(Exercise)
Filter these entries down to the lines that hold the word "linearGradient", and show each of them.

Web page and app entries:
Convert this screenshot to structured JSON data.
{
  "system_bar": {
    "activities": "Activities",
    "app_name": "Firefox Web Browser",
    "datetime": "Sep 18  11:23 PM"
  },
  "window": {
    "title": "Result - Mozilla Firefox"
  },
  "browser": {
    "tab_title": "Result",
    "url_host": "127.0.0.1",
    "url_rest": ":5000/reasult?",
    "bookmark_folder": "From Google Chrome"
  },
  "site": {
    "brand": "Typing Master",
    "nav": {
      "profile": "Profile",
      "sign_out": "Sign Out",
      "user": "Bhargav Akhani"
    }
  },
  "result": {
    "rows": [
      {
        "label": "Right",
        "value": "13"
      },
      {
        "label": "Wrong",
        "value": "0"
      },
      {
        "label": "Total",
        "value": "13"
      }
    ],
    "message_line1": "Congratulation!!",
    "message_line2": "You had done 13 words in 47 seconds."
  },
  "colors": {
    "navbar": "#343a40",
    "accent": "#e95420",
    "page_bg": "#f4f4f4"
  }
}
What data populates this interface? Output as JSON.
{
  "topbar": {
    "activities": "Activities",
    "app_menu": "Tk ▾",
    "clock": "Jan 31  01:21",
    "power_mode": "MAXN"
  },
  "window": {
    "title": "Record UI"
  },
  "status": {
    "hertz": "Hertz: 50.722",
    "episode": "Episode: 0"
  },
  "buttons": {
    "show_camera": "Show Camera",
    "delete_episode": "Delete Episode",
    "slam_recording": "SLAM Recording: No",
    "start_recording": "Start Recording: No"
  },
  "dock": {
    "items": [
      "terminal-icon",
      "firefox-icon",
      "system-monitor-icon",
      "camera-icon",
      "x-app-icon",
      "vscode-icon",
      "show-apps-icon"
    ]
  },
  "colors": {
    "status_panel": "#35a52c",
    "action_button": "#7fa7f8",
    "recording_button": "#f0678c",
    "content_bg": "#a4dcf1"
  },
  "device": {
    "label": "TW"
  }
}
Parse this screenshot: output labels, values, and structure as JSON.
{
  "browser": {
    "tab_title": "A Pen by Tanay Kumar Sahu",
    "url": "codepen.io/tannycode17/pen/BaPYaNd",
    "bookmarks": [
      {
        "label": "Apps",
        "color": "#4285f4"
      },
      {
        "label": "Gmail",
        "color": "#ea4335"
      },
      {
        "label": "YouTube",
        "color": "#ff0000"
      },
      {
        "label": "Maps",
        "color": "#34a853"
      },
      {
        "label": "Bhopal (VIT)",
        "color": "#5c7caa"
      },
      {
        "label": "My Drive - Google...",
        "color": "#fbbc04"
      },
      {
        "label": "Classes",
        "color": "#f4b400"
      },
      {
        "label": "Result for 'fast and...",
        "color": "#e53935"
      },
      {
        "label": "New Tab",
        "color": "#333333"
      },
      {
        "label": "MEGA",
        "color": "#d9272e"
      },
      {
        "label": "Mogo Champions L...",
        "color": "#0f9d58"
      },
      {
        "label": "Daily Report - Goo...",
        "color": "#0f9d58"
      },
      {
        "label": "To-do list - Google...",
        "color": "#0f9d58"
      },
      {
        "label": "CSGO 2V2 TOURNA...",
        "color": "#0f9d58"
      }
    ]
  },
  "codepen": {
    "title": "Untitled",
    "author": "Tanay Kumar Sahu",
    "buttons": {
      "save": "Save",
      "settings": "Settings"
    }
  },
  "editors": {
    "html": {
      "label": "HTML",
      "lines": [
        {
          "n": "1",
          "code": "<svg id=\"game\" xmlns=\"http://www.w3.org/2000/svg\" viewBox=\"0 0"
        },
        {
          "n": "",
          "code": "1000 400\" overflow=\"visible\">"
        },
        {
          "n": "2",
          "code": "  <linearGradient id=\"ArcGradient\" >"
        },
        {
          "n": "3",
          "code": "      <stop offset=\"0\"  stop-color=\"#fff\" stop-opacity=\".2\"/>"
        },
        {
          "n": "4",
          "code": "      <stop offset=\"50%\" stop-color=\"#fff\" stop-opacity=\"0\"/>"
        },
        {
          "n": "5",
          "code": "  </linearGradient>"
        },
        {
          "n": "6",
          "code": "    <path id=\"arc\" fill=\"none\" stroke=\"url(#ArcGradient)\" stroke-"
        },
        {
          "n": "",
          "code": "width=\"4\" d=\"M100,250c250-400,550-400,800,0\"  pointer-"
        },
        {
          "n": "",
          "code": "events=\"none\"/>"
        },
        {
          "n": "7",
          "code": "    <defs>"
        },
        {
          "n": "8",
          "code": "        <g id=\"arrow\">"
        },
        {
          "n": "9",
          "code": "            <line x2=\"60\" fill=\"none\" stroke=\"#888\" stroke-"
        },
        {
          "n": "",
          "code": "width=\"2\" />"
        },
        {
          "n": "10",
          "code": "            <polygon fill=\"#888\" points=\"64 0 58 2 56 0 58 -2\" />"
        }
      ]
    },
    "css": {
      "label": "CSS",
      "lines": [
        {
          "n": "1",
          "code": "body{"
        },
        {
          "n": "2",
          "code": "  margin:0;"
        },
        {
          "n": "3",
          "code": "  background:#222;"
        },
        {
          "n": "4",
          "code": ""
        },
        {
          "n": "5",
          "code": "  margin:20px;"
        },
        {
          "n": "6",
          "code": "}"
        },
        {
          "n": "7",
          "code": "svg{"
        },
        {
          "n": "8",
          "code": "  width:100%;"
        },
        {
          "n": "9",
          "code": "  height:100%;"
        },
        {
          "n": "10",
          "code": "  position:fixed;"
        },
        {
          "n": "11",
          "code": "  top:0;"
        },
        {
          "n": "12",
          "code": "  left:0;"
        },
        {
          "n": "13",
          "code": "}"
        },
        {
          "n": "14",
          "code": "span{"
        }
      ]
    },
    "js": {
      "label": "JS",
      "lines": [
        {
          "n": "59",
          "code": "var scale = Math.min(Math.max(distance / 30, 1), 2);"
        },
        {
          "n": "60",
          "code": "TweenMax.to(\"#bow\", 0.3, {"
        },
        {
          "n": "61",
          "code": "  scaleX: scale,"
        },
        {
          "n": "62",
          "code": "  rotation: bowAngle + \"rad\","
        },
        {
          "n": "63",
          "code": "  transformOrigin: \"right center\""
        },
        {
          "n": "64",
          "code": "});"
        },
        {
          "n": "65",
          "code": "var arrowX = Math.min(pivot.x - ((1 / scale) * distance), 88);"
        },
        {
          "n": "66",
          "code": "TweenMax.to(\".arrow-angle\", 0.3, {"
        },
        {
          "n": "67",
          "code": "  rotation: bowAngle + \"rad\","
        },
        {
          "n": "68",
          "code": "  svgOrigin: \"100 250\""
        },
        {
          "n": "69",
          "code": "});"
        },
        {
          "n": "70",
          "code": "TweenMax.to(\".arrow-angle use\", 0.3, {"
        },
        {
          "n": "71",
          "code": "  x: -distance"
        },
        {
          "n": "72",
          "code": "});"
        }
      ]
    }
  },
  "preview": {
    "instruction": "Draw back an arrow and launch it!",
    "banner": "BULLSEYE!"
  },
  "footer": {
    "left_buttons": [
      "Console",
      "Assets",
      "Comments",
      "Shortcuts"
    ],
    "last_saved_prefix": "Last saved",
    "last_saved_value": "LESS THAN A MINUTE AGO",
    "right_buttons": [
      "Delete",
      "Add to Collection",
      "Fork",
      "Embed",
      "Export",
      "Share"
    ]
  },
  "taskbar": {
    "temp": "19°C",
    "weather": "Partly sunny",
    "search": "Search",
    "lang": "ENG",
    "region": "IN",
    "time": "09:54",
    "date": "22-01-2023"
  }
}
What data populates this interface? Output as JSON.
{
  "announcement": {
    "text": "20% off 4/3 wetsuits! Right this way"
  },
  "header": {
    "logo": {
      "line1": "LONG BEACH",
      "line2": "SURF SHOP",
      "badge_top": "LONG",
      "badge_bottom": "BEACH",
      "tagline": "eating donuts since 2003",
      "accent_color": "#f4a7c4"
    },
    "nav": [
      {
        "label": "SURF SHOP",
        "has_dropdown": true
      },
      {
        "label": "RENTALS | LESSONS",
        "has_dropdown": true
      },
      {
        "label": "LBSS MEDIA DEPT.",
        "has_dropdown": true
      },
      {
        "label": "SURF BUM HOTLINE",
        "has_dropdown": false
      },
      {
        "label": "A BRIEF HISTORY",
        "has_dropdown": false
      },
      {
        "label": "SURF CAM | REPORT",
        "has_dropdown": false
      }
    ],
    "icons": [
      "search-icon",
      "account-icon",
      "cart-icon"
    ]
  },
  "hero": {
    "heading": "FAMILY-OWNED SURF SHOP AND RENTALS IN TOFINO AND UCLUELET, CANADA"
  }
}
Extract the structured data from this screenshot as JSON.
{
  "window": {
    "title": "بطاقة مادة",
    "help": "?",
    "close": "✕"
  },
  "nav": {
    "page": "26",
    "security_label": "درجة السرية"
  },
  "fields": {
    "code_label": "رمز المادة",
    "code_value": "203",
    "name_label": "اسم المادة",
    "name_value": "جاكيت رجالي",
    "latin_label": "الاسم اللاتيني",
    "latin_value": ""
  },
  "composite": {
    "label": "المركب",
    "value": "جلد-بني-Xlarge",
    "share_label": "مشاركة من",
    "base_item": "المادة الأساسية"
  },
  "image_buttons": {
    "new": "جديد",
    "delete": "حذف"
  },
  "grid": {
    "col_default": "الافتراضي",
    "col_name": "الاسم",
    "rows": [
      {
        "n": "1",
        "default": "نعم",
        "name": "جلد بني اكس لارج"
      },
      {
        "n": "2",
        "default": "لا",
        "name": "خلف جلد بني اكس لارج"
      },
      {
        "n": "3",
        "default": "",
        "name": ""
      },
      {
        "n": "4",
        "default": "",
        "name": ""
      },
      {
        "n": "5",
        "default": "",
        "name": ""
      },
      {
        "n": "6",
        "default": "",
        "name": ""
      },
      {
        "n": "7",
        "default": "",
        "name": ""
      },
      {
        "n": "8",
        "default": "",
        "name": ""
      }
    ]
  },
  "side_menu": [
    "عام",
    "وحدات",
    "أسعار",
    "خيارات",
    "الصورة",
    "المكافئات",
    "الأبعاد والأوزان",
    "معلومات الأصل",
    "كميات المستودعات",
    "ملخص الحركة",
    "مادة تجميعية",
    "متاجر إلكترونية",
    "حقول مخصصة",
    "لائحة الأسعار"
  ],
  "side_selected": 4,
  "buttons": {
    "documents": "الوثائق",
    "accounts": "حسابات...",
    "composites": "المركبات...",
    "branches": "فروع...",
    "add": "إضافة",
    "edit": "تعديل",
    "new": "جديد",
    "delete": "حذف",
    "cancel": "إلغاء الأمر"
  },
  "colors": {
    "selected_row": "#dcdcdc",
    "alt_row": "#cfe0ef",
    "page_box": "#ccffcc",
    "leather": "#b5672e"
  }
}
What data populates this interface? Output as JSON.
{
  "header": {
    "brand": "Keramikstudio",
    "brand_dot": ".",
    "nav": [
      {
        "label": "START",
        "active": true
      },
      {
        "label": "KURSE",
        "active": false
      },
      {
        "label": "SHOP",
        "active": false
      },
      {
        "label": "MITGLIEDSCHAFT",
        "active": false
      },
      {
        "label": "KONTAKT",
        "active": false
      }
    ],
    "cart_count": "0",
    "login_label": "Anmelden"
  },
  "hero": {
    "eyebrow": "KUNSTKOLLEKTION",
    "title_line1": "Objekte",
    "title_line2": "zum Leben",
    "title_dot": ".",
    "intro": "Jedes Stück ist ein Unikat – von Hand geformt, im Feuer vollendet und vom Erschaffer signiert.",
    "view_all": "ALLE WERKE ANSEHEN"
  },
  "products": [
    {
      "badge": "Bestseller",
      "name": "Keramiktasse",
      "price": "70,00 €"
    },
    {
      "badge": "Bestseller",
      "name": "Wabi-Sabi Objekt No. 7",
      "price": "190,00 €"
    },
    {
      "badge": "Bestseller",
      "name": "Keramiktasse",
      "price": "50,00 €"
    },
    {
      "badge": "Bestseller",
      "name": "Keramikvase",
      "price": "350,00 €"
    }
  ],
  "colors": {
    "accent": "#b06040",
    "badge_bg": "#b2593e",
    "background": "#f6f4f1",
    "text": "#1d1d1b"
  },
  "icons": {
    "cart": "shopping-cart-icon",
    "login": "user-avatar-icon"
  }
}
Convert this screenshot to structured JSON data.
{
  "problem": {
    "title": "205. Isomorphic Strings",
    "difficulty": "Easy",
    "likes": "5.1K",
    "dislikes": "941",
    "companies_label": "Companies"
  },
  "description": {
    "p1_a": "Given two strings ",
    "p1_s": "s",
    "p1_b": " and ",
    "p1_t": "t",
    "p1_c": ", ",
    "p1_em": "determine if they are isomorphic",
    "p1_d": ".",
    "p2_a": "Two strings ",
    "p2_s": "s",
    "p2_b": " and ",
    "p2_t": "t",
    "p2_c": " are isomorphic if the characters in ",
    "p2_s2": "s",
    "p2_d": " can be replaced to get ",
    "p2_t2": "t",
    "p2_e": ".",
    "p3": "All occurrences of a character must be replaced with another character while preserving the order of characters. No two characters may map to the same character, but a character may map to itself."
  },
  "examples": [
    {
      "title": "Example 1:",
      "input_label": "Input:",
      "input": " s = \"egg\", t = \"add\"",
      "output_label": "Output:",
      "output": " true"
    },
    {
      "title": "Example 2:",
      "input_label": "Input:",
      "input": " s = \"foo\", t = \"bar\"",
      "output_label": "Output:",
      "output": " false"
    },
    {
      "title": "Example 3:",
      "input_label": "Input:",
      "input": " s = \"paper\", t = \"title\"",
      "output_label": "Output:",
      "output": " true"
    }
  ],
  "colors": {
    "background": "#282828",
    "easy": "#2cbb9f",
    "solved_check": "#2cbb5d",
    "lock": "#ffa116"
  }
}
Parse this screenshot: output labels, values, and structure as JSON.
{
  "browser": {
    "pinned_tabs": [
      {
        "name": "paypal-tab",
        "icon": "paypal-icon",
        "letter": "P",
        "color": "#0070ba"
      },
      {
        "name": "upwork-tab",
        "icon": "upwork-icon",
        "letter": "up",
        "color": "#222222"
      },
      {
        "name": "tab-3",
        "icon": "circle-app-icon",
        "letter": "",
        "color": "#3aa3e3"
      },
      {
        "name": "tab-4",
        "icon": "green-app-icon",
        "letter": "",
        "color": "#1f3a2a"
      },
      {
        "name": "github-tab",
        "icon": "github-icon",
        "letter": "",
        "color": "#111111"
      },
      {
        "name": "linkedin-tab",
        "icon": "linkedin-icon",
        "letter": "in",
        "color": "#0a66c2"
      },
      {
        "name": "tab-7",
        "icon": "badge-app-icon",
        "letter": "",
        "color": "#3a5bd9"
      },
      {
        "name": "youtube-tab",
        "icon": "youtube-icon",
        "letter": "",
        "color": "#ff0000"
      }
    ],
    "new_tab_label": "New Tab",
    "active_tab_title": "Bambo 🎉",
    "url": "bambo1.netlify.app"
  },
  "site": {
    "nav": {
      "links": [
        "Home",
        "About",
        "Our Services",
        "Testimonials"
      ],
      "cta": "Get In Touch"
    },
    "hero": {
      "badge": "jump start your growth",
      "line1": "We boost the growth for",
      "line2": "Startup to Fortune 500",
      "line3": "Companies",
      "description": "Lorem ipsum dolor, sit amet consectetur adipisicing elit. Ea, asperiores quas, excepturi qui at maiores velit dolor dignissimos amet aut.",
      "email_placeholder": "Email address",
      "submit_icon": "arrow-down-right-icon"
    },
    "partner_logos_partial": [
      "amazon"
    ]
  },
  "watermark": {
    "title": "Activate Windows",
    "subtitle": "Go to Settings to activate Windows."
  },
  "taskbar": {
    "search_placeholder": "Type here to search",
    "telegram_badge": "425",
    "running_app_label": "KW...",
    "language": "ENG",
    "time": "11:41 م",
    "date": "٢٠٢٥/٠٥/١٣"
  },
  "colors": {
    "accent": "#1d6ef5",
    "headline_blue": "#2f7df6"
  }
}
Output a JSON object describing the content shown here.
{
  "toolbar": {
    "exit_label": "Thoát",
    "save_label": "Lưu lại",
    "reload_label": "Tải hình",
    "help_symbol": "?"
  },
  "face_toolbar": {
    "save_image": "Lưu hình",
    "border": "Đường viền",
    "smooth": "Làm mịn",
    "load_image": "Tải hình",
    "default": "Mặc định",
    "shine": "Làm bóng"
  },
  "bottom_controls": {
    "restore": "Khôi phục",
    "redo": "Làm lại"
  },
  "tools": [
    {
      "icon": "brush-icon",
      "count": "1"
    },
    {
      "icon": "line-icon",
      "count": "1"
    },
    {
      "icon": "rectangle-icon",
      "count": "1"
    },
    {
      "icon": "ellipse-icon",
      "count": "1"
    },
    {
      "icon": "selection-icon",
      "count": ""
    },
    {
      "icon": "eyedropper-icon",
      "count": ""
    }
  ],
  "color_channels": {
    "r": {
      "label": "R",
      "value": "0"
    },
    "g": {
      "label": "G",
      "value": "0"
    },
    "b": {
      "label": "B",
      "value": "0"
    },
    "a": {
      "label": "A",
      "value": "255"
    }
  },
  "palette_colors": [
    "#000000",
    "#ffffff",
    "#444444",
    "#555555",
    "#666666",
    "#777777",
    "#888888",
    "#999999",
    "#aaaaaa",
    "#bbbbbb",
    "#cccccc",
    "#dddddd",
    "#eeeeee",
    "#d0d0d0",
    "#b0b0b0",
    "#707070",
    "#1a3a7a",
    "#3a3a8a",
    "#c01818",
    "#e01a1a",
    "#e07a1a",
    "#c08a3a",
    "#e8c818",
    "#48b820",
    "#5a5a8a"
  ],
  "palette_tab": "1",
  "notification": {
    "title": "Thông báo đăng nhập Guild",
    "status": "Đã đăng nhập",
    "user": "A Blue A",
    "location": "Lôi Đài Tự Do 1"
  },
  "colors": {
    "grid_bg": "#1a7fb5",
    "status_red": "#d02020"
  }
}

(Result)
          "code": "  <linearGradient id=\"ArcGradient\" >"
          "code": "  </linearGradient>"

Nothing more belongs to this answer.